Minnesota’s commitment to biodiesel use has paid off with a direct and lasting impact on air quality, according to new figures released by the American Lung Association of Minnesota (ALAMN).
“I think the amount and scale of the air pollution we are preventing right now by blending biodiesel would surprise many people,” says Robert Moffitt, director of media relations for ALAMN. “For example, each year the current summer and winter blends we are using are estimated to prevent 163 tons of particulate matter, 216 tons of hydrocarbon and 1,820 tons of carbon monoxide emissions.”
The current use of B5 and B10 blends, Moffitt says, is equal to removing 128,000 passenger vehicles from Minnesota’s roads each year.
ALAMN also found that during the 10-year period with biodiesel as a fuel standard for Minnesota, a reduction of more than 7.4 billion pounds of carbon dioxide, which is equivalent to more than 3.7 million tons of carbon dioxide, has already been realized.
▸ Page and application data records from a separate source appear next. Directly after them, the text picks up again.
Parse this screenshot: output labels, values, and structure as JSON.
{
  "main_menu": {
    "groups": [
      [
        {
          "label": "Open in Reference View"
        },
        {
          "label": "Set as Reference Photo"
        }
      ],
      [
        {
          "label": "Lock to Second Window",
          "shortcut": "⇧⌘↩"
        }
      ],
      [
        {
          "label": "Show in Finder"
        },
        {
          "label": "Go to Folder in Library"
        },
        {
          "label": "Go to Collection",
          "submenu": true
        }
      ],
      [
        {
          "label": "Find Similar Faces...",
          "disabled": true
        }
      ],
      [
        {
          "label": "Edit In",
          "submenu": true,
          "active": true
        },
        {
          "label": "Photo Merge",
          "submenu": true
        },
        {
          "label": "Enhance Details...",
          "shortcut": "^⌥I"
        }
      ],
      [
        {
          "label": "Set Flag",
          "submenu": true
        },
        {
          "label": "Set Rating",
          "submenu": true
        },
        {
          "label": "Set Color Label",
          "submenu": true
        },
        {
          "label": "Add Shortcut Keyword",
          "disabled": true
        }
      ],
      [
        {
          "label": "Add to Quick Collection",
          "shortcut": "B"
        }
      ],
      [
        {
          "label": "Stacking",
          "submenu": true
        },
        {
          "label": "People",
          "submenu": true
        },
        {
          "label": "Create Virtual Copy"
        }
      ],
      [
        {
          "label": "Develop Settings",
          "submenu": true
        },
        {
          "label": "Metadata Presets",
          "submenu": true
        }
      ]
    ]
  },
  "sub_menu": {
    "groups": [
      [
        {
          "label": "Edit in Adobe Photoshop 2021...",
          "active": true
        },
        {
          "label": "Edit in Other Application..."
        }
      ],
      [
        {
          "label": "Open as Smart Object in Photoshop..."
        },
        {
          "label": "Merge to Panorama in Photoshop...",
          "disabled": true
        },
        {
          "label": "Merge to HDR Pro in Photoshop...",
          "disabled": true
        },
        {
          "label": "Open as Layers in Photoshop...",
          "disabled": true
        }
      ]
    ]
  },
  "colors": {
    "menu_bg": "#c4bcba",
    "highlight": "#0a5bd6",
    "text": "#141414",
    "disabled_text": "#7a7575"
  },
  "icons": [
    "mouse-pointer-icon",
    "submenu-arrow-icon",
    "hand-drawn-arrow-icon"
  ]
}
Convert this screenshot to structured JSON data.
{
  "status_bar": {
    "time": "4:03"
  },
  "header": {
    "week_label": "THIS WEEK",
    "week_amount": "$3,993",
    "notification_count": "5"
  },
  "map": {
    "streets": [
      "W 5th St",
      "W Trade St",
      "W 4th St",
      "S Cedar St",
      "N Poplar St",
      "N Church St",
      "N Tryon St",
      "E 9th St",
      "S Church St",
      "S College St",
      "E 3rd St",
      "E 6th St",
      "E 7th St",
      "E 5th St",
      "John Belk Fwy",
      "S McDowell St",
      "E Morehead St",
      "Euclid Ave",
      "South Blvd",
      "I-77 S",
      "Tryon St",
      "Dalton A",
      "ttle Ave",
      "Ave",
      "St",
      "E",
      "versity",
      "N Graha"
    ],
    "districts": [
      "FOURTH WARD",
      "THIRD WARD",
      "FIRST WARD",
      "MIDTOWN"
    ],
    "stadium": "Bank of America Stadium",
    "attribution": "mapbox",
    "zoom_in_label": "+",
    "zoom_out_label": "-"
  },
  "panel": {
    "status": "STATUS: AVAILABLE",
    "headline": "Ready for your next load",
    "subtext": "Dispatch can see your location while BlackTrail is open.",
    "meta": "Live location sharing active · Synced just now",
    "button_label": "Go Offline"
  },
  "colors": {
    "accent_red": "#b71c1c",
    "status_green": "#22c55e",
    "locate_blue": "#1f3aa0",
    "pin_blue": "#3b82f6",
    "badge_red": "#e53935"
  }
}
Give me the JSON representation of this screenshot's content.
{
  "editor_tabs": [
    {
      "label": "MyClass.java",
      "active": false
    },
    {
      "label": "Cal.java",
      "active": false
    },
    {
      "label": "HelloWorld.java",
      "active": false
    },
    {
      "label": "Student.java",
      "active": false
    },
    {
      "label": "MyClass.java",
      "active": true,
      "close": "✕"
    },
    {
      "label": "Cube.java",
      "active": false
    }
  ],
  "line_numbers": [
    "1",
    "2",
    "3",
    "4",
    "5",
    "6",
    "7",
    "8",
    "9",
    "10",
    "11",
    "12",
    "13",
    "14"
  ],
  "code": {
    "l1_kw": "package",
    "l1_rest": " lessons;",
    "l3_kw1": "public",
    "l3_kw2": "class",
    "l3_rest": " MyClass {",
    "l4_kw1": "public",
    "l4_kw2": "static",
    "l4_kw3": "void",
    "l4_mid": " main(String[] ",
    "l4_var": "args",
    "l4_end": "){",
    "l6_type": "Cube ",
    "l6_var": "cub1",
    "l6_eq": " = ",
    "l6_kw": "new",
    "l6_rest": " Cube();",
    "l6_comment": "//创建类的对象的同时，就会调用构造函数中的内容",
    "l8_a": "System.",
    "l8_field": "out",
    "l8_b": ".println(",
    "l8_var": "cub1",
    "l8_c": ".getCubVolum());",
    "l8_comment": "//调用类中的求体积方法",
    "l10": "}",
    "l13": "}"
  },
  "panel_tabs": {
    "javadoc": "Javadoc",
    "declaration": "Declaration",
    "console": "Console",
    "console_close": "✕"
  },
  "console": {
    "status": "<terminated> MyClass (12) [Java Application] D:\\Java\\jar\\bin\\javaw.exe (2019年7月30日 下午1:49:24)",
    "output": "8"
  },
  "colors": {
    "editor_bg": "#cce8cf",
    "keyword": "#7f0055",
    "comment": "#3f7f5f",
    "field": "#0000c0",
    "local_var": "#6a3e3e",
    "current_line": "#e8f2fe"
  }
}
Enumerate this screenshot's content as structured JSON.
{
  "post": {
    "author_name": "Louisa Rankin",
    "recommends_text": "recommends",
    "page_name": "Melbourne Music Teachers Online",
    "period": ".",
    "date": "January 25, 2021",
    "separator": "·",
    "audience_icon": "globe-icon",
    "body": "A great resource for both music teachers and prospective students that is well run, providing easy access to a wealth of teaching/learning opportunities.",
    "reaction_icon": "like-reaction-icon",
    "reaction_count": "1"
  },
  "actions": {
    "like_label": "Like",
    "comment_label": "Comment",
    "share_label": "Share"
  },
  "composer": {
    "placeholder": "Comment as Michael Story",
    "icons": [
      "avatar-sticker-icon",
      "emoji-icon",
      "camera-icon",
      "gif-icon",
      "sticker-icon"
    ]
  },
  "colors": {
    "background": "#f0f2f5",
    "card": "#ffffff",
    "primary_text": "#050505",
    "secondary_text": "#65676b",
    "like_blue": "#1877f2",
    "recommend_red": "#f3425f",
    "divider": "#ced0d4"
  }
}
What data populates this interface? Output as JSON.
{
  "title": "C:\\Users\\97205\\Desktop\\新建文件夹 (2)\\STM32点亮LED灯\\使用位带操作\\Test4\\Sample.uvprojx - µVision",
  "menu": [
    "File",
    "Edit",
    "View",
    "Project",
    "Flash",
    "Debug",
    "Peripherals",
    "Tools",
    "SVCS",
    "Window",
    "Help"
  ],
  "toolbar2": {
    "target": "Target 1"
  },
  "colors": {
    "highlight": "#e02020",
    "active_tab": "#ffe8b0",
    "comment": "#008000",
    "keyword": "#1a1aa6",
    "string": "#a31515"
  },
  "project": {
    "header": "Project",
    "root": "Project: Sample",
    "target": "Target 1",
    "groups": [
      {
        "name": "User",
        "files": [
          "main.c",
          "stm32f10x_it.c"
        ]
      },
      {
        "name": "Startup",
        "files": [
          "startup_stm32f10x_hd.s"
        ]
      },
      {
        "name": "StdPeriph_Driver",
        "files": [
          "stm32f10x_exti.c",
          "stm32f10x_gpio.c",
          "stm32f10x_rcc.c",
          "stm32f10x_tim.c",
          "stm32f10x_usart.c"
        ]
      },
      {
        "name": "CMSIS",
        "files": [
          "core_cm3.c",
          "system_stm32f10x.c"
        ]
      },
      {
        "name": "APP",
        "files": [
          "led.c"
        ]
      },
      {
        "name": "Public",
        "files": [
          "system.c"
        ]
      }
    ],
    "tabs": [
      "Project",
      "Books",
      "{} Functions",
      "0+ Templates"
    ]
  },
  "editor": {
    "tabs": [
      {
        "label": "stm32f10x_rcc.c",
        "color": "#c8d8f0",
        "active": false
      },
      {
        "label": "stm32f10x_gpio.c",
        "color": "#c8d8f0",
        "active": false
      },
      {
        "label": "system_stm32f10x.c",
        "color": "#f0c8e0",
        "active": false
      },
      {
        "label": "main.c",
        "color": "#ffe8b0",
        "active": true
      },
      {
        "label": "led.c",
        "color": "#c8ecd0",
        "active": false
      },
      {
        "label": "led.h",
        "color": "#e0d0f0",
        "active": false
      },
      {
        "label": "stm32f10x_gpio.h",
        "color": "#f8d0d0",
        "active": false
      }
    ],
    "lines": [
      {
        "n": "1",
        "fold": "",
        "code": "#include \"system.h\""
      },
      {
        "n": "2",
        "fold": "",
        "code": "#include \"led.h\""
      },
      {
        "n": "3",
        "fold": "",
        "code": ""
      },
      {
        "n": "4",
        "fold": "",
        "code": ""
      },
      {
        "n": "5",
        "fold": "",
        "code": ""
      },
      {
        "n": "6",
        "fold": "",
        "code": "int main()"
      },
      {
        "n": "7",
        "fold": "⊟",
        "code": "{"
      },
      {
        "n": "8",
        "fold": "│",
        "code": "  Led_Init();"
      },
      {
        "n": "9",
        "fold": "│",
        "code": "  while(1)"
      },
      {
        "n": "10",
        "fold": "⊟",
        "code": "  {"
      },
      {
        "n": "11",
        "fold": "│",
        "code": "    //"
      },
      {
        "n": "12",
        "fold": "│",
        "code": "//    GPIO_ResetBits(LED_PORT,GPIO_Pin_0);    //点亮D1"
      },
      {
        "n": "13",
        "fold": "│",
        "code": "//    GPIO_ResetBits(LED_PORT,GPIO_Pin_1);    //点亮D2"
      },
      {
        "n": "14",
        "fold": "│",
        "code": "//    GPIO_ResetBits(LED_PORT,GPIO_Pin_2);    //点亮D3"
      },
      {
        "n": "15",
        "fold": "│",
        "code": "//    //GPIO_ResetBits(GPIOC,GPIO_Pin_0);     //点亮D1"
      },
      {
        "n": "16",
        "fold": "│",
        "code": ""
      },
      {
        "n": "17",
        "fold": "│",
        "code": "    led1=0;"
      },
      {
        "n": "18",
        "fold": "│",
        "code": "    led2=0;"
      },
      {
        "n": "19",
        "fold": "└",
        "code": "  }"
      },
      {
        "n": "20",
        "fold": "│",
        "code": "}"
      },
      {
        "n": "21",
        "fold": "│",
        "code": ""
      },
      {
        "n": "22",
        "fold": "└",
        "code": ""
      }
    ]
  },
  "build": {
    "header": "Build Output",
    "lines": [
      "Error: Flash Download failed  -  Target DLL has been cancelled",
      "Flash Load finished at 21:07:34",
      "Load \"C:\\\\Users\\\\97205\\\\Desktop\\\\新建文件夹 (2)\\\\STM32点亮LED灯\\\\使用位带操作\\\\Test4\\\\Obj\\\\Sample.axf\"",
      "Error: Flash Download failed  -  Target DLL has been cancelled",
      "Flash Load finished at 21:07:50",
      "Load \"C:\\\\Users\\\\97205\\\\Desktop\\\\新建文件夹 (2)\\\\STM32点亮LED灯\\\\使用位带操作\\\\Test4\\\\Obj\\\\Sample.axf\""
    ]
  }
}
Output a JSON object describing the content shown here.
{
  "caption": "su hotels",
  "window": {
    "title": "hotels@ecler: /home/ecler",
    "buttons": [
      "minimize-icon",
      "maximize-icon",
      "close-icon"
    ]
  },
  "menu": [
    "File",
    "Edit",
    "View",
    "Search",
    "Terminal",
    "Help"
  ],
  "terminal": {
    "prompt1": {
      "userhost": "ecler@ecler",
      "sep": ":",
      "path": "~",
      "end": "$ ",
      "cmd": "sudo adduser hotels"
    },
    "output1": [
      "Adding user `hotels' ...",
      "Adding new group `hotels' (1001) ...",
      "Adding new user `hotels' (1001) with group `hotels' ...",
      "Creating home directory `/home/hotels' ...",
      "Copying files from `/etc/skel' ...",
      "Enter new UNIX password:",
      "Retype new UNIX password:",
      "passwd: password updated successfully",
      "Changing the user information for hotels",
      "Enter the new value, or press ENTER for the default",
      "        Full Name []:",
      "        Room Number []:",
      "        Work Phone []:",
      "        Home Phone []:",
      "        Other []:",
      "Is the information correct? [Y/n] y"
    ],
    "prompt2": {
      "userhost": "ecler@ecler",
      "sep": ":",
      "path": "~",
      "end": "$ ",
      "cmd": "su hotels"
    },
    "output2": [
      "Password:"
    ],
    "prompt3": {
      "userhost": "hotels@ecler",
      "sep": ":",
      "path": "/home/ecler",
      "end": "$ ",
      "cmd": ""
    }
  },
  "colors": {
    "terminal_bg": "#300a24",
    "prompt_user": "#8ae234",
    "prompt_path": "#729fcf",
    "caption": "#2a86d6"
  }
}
“While the newer diesel engines have sophisticated emissions control features, it will still be many years before all of the diesel engines in use have them,” said Moffitt. “As our scientific and medical understanding of the health effects of air pollution improves, our federal air quality standards get tougher. That’s exactly how the Clean Air Act was meant to work, and with some help from cleaner-burning fuels like biodiesel, all of Minnesota’s counties currently meet federal air quality standards.”